Projector lenses are designed to shoot the image that is slightly above the projector itself. This enables the people viewing the image to clearly see it without getting in the projector’s “line of sight”. Keystoning takes place when the projector is not perpendicular to the screen, or if the screen of the projection has a slightly angled surface. The resulting image looks like a trapeze rather than a square, causing distortion that needs to be avoided. In many cases, projector only has a single place it can be placed at, and that’s where keystone correction comes in.
Manual Keystone Correction
Old projectors do not have keystone correction and they have to be placed in a fixed position, requiring the entire room to be adjusted to accommodate the projector. Most projectors today feature manual keystone correction. The option allows the user to manually adjust the lens of the projector in order to project an angle that is higher or lower than it would actually be if the projector was placed on a flat surface. This kind of correction works great in a lot of situations, but it does not eliminate horizontal keystoning. The disadvantage is that the projector needs to be placed far away from the screen in order to get the best results.
Digital Keystone Correction

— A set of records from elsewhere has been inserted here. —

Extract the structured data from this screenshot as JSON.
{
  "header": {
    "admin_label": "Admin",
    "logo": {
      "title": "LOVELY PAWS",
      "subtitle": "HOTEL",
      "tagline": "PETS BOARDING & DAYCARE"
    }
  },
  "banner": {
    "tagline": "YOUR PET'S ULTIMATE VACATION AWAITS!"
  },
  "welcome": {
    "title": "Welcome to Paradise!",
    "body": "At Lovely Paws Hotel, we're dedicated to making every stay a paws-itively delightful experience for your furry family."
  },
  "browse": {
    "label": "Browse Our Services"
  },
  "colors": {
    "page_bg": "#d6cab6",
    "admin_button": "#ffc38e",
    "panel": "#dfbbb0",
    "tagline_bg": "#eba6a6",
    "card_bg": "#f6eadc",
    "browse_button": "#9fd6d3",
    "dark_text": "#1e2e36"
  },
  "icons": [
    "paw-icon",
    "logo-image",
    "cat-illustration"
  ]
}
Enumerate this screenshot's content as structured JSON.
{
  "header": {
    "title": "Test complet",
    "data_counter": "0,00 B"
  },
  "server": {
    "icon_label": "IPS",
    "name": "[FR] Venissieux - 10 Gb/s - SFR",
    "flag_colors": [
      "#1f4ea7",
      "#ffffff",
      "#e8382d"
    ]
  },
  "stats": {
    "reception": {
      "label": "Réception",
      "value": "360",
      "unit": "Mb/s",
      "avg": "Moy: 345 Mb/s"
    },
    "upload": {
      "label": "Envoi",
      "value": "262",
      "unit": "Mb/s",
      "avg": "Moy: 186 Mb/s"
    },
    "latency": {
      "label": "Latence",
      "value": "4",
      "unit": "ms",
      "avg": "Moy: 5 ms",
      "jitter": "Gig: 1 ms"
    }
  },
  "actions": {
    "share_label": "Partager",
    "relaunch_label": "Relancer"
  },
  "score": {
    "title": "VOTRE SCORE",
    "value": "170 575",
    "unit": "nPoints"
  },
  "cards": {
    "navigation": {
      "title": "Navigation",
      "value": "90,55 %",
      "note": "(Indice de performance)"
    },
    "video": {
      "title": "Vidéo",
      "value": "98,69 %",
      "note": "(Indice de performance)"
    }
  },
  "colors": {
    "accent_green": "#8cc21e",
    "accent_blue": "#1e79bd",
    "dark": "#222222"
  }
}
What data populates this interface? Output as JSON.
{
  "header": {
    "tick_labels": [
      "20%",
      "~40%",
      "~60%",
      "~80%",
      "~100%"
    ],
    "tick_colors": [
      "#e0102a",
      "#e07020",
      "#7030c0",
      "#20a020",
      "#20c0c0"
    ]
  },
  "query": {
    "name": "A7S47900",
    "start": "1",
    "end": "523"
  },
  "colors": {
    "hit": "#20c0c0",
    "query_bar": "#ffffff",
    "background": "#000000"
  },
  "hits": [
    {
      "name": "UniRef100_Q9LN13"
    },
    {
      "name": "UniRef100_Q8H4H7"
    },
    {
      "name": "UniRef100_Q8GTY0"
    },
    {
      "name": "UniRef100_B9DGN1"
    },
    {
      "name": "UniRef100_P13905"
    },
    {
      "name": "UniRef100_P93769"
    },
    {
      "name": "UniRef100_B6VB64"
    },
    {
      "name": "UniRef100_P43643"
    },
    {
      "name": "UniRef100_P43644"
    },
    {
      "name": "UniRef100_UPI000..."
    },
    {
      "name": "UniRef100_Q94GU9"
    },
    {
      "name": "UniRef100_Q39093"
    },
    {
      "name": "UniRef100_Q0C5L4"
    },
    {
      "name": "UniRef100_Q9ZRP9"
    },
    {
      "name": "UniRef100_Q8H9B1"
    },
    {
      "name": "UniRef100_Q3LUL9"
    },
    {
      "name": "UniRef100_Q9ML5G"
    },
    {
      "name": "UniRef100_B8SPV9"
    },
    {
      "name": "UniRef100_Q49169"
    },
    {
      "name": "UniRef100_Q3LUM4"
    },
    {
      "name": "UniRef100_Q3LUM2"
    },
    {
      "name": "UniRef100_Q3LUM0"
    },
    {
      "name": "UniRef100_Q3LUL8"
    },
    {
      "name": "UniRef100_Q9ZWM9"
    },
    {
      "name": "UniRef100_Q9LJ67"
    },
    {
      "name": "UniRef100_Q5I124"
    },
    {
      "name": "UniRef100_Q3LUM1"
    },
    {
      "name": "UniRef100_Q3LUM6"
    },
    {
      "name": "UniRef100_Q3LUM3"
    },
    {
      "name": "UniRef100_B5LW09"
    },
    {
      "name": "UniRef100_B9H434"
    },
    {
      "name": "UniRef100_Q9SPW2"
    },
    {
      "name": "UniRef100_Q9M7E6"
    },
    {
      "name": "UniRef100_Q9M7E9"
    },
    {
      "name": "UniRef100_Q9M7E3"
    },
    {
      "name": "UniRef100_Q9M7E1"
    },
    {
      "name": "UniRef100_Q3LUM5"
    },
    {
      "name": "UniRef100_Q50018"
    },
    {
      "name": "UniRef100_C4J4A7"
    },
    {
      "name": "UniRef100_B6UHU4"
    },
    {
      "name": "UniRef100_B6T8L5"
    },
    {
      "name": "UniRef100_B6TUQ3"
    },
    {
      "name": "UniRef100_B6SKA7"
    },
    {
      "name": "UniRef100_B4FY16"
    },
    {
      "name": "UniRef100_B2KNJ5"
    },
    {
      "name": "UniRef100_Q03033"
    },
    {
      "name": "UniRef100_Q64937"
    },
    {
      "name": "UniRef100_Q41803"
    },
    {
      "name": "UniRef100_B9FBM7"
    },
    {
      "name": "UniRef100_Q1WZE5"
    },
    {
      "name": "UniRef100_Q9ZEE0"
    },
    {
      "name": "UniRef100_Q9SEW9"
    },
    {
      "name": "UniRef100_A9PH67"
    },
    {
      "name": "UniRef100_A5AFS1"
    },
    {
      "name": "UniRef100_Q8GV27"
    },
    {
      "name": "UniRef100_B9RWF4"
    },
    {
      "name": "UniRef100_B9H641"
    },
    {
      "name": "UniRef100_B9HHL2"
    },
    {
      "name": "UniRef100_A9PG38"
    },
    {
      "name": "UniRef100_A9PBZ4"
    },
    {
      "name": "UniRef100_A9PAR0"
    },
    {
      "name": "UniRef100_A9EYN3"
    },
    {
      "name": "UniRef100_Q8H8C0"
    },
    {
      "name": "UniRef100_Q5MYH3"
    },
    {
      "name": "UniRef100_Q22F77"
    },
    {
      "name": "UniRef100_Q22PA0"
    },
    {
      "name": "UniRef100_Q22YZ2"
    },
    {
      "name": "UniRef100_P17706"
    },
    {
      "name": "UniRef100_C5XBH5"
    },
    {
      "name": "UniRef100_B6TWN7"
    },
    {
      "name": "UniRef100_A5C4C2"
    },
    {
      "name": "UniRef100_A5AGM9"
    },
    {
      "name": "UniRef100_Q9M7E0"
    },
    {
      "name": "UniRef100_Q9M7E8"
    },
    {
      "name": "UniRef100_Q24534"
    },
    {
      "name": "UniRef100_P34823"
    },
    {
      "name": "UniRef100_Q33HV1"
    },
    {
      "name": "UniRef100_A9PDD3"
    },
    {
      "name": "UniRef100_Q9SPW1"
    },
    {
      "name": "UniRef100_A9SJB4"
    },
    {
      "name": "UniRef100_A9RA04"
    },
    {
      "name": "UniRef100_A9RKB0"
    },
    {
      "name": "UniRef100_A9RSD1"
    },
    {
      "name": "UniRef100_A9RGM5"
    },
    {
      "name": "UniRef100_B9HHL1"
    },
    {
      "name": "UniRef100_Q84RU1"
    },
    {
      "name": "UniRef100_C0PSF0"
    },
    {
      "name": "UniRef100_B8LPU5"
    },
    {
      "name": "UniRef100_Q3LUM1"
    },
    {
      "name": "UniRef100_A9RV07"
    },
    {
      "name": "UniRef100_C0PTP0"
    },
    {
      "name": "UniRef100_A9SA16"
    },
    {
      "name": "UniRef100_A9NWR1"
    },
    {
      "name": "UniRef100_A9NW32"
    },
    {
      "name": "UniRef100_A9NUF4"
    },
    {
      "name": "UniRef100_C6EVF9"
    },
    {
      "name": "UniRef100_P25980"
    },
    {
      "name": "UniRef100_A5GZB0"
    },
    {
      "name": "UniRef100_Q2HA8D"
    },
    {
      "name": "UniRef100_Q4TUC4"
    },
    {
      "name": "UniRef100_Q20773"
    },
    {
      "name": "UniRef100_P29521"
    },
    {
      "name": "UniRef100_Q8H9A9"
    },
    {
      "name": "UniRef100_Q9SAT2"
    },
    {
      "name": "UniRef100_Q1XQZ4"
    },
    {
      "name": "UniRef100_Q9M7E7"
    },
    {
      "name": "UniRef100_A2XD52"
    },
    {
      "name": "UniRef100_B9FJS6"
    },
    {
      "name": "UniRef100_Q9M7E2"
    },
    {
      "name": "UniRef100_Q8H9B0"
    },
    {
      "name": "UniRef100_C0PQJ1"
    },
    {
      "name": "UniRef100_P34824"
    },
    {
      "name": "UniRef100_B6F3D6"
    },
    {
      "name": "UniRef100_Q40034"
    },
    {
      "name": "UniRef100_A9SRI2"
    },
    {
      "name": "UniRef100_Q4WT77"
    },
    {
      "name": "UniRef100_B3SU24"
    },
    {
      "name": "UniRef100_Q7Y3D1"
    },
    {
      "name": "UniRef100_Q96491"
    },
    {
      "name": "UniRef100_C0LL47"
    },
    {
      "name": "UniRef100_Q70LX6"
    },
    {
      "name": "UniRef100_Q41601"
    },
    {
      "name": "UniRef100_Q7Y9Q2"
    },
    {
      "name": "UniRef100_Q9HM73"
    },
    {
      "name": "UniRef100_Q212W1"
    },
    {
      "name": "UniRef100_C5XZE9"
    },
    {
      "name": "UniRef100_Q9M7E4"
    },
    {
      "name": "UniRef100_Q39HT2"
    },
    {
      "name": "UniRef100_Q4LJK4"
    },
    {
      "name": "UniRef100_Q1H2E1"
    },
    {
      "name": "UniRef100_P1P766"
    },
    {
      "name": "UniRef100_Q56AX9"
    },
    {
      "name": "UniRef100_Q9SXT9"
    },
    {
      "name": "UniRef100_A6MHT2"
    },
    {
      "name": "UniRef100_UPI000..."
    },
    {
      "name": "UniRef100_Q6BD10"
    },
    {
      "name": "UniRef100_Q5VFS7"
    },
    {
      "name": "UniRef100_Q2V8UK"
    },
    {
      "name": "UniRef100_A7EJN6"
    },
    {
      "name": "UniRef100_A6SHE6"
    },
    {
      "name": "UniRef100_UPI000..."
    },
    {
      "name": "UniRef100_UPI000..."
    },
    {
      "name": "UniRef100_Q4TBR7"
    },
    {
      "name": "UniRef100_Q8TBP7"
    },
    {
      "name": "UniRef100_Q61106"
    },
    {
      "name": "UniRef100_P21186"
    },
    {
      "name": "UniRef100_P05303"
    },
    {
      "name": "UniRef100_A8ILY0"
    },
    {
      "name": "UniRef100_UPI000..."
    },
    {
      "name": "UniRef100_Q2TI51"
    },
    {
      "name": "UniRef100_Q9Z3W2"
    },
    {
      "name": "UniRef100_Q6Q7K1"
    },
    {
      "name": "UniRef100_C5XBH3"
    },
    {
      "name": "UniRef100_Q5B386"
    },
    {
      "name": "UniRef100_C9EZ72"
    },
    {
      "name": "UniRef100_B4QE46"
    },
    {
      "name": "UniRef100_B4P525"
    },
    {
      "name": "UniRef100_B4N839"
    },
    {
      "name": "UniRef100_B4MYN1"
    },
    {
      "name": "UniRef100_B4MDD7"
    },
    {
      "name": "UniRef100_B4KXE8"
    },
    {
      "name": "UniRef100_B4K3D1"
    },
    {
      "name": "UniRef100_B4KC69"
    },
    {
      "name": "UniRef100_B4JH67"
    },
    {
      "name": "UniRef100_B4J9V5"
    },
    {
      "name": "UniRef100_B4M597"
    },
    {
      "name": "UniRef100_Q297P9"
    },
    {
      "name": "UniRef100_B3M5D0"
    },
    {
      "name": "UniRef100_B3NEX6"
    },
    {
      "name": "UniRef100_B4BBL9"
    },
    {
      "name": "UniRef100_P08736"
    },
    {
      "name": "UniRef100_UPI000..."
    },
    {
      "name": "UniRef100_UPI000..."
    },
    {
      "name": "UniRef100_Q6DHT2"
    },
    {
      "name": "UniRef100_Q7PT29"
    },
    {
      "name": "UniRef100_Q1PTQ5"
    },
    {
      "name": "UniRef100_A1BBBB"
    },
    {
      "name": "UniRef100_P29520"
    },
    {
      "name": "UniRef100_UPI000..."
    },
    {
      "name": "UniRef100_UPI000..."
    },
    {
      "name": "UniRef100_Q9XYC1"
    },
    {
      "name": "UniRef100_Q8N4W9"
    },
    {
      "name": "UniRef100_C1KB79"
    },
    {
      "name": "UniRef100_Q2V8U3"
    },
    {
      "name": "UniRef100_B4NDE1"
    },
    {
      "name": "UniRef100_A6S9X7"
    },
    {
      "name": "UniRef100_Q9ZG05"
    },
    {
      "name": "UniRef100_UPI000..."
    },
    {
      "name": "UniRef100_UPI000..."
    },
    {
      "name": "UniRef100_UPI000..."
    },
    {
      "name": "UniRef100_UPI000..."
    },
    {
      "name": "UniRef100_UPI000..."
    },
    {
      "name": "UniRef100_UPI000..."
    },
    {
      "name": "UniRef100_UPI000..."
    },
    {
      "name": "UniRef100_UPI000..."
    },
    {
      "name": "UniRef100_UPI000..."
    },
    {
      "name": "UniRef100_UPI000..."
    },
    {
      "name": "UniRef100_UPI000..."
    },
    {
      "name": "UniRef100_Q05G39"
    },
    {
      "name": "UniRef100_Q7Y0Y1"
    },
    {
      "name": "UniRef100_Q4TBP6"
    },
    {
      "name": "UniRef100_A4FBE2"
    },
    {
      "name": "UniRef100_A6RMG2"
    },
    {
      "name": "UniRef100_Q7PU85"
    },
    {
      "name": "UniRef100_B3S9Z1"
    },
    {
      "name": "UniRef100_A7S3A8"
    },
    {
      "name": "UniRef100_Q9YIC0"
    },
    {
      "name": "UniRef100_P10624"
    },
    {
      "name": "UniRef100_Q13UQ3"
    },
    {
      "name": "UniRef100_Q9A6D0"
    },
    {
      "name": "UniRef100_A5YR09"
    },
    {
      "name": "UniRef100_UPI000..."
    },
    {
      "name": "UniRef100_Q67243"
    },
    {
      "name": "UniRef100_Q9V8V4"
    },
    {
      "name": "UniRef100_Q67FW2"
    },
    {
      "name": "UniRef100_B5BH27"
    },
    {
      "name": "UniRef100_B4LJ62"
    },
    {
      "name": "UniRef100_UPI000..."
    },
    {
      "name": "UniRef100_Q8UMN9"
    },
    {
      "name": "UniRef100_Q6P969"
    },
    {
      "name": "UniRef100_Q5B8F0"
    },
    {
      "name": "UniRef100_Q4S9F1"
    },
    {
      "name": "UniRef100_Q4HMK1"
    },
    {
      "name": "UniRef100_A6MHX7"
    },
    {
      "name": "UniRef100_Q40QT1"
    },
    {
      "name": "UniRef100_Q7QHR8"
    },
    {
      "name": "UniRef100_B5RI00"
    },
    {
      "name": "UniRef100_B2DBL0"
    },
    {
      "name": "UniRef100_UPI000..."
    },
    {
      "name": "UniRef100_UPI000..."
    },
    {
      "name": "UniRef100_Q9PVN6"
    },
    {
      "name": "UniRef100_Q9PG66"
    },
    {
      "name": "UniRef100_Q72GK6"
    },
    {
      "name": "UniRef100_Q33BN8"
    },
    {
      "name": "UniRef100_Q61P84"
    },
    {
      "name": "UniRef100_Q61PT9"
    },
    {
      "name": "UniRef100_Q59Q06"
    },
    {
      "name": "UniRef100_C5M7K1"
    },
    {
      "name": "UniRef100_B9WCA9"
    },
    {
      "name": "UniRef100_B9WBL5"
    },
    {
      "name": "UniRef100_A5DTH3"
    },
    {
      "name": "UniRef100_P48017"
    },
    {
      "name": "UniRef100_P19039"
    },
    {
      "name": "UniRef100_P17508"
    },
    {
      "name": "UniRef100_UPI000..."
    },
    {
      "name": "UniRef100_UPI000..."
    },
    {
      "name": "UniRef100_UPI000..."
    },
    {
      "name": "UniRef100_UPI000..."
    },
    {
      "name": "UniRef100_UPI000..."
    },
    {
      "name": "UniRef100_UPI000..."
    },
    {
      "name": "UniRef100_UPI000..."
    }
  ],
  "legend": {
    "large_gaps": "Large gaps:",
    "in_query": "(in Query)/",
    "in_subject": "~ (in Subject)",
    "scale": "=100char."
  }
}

New LCD and DLP projectors are digital devices that are able to digitally convert and scale data in order to fit the screen perfectly. These types of projectors usually feature an image altering algorithm that allows them to alter the image prior to it reaching the lens. The result of this is a squared image, even when horizontal and vertical angles are involved. This opens up a whole new world of possibilities when it comes to placing the projector. However, this kind of correction has side effects that might prove to be unavoidable in certain situations. First, by squaring the image in order to correct it, it actually shrinks the longer side of the image by using digital scaling. Information can be removed and unwanted results can appear. The second issue that is likely to occur is the loss of maximum lumen output since the scaled image is actually smaller than the resolution of the display. To counter these issues, vertical or horizontal lens shift is used, depending if the projector is under a horizontal or vertical angle.
What Does Lens Shift Mean
Lens shift is the process of physically shifting the projector’s lens in order to allow the projector to be placed under an angle without affecting the quality of the projected image. For example, vertical shift will move the projected image up or down, while the horizontal shift will move it left or right, allowing you to position the projector higher or lower, or to the sides, respectively. Some better projectors have their lens shift expressed as a ratio or a percentage. Lens shift is useful when a projector is not going to be moved around often, while keystone correction will prove beneficial to those who want more freedom. You can learn more about lens shift here.